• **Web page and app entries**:
========

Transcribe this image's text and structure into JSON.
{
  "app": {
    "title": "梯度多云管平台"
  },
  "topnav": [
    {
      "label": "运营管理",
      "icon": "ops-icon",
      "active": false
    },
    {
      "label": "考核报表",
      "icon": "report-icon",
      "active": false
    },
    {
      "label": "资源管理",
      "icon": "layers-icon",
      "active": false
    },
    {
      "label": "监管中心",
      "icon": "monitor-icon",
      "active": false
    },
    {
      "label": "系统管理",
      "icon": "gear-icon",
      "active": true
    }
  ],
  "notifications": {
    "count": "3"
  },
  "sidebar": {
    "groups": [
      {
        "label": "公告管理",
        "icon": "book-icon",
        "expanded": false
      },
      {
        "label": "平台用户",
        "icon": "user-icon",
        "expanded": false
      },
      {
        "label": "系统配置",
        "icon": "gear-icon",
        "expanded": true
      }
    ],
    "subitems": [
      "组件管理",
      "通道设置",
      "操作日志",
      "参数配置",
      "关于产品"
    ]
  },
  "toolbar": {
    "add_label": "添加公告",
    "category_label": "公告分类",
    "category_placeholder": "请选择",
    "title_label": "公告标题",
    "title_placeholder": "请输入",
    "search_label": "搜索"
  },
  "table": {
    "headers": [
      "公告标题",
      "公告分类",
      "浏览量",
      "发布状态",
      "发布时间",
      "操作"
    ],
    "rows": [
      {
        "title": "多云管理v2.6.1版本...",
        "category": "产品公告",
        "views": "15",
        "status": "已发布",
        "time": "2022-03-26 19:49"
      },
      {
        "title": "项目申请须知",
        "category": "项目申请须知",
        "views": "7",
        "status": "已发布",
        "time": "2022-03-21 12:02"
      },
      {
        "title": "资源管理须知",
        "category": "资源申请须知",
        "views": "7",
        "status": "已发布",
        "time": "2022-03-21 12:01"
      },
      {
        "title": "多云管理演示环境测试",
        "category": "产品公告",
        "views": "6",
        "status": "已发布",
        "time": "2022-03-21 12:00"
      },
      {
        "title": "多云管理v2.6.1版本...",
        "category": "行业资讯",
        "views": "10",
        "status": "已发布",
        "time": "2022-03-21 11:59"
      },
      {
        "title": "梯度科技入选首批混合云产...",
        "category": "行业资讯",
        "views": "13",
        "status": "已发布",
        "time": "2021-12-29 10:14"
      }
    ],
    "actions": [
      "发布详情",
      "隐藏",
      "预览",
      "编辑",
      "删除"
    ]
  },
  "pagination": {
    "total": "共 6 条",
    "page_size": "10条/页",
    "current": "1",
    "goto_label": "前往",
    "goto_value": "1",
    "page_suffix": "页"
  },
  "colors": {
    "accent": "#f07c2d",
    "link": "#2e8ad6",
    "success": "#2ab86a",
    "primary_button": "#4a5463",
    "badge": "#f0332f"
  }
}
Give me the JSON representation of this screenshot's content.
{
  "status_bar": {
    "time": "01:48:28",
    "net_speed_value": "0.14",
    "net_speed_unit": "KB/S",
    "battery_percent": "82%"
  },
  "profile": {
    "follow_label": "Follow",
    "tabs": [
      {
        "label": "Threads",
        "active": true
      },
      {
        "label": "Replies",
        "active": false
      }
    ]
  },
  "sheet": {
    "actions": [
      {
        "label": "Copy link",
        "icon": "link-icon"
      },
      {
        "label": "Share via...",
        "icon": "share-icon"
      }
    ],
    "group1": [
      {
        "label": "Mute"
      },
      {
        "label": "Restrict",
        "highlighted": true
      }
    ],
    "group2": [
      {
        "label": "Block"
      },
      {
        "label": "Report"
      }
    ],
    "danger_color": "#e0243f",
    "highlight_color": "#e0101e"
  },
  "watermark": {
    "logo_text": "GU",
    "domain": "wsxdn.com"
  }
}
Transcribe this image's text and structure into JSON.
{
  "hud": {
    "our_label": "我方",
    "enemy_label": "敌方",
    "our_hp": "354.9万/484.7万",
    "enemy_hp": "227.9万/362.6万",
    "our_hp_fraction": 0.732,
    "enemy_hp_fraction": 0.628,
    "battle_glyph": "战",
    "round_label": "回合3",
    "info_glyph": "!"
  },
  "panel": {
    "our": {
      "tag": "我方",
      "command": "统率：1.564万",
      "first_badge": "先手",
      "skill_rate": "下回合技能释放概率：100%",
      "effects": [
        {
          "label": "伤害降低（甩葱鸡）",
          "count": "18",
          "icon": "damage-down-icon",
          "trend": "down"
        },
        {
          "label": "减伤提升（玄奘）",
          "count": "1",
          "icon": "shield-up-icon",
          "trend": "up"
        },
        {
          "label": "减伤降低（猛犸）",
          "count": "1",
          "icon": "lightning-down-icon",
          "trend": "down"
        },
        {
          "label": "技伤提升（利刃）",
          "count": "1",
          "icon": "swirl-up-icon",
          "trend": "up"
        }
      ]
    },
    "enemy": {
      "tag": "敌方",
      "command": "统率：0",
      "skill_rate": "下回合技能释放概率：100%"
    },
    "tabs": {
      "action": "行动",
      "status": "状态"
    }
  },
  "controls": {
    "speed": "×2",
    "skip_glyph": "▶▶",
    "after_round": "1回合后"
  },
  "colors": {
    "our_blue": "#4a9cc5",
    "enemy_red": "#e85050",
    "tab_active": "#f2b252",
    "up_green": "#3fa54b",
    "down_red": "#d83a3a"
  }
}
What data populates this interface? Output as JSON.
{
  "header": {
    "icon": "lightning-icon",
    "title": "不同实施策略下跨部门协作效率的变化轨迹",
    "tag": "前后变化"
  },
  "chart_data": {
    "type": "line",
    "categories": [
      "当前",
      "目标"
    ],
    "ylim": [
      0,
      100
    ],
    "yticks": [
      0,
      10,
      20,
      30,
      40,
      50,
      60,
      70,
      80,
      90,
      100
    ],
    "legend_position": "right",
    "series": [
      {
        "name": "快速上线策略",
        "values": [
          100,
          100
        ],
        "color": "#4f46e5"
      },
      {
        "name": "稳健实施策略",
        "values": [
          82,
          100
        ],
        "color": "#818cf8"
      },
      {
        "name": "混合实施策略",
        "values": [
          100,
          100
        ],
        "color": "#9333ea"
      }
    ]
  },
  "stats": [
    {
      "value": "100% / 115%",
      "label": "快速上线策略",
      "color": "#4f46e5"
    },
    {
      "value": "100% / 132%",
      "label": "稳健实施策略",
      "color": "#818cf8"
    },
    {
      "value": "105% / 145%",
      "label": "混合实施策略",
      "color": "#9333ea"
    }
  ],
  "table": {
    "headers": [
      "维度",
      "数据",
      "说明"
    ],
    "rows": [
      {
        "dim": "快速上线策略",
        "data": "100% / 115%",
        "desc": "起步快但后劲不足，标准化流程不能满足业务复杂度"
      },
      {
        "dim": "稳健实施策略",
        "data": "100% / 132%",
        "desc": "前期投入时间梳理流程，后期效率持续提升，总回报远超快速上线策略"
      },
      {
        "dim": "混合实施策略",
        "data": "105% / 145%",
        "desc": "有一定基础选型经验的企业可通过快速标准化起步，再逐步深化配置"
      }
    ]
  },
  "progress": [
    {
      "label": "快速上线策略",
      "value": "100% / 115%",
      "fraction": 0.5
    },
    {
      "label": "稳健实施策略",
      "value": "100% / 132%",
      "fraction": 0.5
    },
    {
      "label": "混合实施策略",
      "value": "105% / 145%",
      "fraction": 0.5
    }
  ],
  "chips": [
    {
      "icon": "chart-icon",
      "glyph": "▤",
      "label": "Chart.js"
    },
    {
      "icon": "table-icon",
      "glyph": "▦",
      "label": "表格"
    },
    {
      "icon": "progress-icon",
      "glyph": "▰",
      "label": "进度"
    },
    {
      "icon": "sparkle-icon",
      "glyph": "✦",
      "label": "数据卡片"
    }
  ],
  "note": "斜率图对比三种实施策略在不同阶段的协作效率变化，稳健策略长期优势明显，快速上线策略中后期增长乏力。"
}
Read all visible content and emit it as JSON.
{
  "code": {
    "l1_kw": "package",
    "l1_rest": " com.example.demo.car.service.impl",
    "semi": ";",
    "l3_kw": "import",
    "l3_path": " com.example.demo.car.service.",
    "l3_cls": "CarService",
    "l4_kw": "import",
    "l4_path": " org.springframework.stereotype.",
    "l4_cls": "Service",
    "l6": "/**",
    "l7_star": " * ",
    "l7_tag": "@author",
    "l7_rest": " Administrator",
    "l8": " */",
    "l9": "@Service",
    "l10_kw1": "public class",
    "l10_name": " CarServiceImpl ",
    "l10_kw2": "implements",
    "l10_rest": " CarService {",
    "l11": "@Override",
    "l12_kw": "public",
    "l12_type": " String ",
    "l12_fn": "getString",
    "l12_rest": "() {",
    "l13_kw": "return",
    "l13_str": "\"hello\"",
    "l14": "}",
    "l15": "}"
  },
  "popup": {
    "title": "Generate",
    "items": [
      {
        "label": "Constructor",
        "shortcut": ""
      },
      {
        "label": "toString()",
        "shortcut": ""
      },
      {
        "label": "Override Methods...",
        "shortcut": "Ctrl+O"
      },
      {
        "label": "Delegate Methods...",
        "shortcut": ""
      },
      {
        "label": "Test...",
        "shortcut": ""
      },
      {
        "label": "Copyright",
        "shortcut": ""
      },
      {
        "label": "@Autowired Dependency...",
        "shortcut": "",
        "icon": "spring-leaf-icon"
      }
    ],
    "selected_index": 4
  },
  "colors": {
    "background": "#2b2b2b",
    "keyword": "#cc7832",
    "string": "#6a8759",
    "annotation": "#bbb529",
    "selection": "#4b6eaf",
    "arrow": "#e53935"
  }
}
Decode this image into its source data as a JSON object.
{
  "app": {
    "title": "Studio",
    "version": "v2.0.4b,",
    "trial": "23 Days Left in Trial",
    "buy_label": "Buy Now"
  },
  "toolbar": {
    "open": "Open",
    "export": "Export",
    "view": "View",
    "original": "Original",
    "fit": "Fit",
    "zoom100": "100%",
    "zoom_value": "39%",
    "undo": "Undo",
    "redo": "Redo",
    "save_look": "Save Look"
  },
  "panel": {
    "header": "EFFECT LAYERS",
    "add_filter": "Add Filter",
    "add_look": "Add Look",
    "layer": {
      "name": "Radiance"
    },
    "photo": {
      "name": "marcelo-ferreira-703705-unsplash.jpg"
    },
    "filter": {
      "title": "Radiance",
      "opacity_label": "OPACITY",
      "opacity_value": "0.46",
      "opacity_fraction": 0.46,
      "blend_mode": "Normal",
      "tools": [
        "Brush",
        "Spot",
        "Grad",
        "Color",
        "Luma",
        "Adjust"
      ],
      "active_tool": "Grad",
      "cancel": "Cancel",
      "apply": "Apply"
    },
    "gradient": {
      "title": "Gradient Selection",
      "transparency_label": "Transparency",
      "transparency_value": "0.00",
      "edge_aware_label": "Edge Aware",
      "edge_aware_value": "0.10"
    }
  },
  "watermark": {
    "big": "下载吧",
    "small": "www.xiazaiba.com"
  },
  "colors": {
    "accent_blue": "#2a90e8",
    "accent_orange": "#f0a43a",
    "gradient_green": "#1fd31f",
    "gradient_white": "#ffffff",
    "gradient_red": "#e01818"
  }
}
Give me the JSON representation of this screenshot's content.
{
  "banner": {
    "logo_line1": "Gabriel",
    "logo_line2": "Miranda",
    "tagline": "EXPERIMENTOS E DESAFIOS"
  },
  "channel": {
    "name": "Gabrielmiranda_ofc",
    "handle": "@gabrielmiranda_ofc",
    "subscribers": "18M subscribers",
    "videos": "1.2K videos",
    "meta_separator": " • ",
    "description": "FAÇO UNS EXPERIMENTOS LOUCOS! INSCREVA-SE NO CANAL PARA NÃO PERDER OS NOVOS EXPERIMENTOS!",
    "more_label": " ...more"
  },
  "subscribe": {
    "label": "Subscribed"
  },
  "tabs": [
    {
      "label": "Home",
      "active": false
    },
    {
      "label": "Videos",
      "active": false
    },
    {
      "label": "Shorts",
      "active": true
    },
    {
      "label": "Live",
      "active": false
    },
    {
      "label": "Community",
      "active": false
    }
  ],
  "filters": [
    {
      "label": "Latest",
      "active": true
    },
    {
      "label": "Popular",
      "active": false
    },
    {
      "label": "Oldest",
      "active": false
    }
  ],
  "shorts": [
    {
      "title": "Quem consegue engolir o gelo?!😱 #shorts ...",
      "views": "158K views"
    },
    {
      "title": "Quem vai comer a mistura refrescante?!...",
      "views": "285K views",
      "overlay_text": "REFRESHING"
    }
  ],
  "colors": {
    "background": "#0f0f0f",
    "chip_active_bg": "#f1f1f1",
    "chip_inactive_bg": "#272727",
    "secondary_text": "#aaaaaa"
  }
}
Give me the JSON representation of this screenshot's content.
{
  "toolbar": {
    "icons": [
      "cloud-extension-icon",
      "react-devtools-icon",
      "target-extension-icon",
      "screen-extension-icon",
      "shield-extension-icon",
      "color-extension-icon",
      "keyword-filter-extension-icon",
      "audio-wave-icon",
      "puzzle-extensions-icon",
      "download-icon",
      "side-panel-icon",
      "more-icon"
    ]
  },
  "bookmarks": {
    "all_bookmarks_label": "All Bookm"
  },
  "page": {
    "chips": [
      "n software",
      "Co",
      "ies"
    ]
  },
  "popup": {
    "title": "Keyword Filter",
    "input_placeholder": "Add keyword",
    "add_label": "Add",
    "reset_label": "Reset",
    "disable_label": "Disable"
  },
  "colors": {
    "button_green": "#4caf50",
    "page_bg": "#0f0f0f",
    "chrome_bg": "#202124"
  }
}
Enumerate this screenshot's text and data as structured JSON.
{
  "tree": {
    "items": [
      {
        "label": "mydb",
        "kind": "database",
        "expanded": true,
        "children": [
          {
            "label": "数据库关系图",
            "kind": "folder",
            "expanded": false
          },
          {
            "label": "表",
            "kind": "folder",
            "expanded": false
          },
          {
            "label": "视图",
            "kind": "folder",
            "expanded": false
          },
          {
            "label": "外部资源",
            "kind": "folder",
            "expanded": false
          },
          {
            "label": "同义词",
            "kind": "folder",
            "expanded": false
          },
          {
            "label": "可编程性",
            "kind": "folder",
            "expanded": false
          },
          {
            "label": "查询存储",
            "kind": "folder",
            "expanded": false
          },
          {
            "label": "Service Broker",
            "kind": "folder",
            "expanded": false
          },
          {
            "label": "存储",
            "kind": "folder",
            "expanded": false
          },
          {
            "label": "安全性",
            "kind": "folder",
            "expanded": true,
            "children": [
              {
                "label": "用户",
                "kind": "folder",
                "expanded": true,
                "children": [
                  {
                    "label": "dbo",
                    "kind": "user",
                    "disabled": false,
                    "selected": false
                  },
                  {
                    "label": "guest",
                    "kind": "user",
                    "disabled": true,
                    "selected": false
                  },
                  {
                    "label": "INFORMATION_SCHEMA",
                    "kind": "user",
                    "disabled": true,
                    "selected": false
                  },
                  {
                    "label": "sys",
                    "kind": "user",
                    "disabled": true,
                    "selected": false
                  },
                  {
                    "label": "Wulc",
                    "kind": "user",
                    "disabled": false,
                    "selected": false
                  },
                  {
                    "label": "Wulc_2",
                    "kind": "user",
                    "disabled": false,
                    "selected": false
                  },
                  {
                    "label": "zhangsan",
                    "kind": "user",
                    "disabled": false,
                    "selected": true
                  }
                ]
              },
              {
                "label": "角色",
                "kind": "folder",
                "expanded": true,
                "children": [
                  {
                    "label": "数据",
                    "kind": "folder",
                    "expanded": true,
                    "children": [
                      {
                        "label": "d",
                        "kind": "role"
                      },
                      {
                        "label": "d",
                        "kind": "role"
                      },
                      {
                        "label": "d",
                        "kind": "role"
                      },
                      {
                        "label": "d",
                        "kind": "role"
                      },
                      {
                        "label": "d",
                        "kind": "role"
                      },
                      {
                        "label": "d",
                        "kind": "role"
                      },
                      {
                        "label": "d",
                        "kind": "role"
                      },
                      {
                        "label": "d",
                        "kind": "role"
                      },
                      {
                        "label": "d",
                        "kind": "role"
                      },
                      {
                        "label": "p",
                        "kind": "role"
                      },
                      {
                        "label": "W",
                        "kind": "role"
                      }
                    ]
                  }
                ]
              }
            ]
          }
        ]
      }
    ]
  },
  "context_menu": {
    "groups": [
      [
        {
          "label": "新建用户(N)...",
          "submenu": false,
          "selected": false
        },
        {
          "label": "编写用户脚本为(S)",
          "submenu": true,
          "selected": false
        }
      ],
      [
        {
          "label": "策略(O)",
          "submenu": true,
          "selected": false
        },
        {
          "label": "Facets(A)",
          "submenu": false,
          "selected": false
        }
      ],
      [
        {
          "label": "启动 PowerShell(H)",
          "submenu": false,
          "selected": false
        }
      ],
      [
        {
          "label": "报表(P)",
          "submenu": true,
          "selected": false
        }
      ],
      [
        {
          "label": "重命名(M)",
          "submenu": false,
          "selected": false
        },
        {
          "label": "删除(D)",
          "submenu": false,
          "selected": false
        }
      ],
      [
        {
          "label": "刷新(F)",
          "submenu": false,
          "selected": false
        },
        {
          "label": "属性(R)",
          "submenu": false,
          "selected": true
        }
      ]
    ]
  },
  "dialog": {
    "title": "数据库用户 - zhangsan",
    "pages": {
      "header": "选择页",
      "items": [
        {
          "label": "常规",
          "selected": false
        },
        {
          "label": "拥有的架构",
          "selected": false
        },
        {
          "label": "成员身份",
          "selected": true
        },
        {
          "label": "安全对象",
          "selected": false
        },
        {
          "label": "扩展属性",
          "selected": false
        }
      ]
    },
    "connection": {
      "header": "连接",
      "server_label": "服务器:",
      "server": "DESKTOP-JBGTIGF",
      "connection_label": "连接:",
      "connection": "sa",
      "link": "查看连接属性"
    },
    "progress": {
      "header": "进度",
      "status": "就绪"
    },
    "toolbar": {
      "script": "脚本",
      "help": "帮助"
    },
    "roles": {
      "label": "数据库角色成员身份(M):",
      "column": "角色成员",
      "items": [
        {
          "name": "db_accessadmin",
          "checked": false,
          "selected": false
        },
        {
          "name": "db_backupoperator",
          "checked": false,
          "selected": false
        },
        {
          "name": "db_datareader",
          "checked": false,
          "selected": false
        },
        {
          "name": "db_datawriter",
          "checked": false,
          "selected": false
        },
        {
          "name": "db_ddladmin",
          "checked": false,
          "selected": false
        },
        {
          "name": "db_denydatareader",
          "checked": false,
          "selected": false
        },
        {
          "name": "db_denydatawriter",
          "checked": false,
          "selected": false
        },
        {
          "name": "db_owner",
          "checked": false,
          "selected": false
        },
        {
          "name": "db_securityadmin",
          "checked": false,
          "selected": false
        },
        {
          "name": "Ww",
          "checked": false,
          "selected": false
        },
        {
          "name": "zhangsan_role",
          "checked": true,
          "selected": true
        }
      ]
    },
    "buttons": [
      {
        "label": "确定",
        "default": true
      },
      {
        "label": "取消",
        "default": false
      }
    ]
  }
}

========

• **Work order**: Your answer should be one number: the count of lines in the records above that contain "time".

• **Solution to this problem**: 7